From a pilot’s point of view, the front office is easily accessible and well laid out, with everything logically oriented in a left-right format. It’s a reasonably peaceful environment, as well—one of the quietest you’ll find in a piston twin. Conversations barely above a whisper are easily audible, there’s little vibration transmitted through the fuselage, and the chairs articulate in all the proper directions. Additionally, the airplane takes turbulence well, with a high wing loading of nearly 30 pounds/square foot.
At the end of your flight, whether IFR or VFR, the Chancellor is one of the most manageable of the corporate twins. Unlike the 421’s geared powerplants, the 414’s engines aren’t unduly sensitive to power reductions. The airplane will accept approach speeds anywhere from 100 to 120 knots, and it’s as stable on a long VFR straight into Long Beach in good weather as it is to a tight ILS to minimums at Wichita in a snowstorm.
Like most other Cessna piston products, the 414 Chancellor was discontinued in the mid-‘80s after some 1100 had been sold, and many of those are still active. Despite the airplane’s age, it remains a popular corporate transport, reasonably economical to operate, simple to fly, fairly easy to maintain, and a popular machine with both pilots and passengers.
Cessna 414 (1970-75)
Continental's TSIO-520-J 310 hp 1400 TBO powered the original 414s. In 1973 the cabin length increased 16 inches and a fifth window was added.
Cessna 414 (1976-77)
The engines were upgraded to the Continental TSIO-520N 310 hp engine with 1400 TBO.
Cessna 414A Chancellor (1978-85)
Improved 414 with narrower vertical tail, longer span bonded wet wing without tip tanks, a lengthened nose, re-designed landing gear and powered by two 310hp TSIO-520-N (1400 TBO) engines and PSI increase, 554 built. In 1979 the engines were upgraded to the 310 hp Continental TSIO-520NB engines with 1600 TBO

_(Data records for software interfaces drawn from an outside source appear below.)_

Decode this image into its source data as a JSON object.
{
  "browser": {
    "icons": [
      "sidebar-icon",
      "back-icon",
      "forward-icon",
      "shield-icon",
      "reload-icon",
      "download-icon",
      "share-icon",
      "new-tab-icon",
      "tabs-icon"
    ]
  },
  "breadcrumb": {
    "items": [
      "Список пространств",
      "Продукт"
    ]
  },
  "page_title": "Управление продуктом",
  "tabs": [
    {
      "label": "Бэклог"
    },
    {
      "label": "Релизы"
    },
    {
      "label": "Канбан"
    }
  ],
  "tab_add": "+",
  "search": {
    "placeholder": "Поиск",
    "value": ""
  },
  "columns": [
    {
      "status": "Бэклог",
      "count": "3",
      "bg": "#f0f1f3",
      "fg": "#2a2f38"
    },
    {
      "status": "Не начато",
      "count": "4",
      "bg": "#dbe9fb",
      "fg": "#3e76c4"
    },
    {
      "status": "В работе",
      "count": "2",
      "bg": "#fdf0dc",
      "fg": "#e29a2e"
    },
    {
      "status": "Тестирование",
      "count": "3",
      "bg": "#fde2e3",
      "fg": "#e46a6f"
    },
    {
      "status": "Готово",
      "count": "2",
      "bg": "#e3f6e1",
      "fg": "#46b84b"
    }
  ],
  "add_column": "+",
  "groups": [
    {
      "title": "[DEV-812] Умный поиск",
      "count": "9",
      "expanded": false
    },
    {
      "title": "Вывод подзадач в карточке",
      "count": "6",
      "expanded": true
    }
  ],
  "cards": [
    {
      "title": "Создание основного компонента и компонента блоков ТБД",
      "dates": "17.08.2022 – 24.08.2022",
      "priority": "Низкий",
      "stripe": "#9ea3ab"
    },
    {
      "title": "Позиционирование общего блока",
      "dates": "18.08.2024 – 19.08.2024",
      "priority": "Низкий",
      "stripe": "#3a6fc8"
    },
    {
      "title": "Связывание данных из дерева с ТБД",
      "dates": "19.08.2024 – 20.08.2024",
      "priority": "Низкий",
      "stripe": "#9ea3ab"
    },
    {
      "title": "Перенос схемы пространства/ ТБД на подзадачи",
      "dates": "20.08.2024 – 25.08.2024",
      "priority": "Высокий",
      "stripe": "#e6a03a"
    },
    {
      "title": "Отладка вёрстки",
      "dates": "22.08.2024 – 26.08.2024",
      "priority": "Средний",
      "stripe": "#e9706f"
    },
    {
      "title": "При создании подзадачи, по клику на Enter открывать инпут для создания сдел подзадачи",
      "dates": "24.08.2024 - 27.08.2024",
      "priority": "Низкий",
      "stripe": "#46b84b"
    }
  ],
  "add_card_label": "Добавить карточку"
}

Riley Rocket 414
Conversion of Cessna 414 aircraft by fitting two 400hp Lycoming IO-720 engines.